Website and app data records
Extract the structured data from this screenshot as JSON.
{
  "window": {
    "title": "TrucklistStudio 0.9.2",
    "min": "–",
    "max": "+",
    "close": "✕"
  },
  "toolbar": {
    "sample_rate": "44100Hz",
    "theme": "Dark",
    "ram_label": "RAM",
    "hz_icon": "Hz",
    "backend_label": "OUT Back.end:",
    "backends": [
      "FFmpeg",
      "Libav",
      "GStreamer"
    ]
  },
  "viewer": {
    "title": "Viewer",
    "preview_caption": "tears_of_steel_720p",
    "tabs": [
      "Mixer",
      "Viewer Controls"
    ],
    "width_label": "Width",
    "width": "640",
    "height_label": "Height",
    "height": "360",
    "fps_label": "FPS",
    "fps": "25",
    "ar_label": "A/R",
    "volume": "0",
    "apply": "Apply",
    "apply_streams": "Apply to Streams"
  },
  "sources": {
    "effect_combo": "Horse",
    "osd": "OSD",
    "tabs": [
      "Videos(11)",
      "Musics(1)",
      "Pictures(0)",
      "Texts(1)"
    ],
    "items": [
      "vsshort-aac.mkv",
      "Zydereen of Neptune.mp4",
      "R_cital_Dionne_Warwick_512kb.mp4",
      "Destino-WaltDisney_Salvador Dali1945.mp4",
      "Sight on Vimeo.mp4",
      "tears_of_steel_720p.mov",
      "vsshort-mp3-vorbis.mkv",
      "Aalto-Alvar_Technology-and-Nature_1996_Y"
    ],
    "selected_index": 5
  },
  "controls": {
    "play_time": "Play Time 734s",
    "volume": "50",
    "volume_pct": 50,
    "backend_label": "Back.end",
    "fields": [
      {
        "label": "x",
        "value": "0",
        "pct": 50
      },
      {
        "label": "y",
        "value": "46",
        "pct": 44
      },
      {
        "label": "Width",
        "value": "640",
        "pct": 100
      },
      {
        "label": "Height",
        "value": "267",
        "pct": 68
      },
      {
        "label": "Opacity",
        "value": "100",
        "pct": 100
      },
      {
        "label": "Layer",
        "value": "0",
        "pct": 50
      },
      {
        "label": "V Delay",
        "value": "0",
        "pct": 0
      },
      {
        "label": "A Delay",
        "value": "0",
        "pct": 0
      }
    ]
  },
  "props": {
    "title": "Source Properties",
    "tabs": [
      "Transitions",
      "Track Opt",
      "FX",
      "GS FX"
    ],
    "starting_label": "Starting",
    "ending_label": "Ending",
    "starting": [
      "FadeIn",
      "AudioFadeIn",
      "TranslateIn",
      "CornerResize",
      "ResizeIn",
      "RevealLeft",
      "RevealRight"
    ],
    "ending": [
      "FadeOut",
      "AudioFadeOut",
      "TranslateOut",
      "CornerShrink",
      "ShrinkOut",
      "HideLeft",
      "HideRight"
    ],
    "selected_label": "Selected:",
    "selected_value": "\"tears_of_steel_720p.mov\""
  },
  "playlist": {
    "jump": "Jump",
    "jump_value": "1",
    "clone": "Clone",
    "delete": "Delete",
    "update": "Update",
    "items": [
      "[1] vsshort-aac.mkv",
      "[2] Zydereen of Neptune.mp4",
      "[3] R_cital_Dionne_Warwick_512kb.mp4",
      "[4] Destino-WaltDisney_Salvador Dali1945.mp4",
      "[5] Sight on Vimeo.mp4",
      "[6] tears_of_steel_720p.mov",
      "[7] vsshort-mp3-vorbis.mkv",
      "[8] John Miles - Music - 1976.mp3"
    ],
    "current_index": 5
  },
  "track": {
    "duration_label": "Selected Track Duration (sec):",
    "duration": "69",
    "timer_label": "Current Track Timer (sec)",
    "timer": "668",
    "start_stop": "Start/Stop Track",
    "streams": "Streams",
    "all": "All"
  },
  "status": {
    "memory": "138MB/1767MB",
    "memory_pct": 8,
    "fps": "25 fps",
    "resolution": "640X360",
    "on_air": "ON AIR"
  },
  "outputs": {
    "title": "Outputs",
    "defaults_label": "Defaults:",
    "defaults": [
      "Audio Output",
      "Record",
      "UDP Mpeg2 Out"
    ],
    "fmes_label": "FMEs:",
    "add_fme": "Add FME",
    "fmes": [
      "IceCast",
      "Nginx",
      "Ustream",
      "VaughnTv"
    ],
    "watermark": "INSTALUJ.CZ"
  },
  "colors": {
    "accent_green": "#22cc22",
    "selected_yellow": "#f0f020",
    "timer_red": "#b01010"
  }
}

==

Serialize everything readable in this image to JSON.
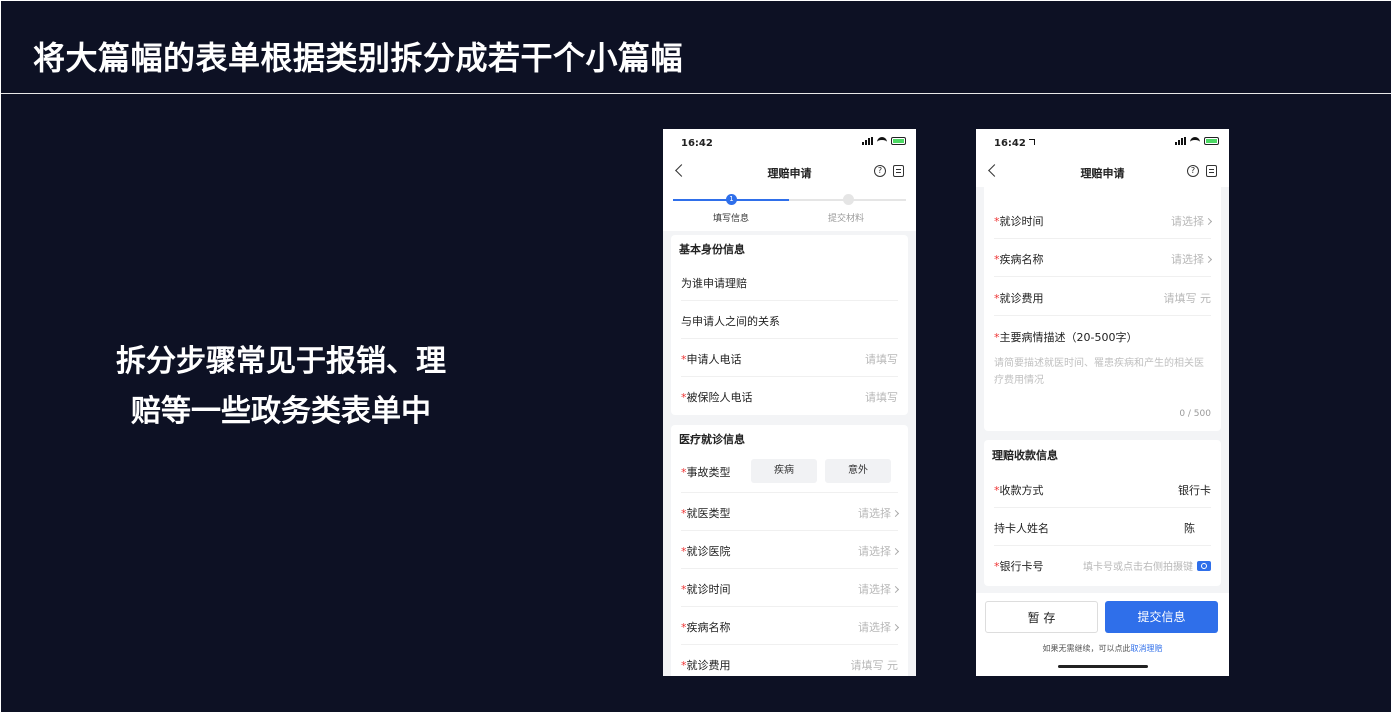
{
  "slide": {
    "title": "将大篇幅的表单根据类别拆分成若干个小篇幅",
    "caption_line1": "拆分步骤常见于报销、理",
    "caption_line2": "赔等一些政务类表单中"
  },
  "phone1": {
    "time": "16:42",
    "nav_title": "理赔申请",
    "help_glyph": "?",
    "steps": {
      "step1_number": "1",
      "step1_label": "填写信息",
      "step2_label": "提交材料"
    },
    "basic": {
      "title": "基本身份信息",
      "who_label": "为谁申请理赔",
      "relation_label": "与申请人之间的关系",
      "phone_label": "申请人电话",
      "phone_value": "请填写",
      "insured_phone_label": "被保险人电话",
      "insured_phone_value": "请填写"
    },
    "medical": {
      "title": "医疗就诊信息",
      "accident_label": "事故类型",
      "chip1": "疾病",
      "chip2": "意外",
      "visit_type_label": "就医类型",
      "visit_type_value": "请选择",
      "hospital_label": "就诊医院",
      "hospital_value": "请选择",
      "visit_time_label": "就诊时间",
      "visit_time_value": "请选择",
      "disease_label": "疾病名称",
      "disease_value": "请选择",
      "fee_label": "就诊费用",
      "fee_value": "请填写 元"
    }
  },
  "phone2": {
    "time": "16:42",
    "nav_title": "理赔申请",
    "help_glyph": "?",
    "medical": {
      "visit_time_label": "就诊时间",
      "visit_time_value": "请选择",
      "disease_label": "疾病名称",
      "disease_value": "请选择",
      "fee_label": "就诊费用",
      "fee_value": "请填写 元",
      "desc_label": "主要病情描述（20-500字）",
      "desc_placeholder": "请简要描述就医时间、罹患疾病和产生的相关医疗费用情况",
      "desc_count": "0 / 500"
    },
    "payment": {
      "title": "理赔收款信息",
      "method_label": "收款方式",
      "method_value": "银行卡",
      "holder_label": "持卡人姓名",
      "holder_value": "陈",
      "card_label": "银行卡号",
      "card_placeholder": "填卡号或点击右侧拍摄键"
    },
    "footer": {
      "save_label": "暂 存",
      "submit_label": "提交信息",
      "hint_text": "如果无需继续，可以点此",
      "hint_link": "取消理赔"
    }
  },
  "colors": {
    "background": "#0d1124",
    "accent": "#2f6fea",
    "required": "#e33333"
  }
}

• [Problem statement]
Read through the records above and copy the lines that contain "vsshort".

• [Completed task]
      "vsshort-aac.mkv",
      "vsshort-mp3-vorbis.mkv",
      "[1] vsshort-aac.mkv",
      "[7] vsshort-mp3-vorbis.mkv",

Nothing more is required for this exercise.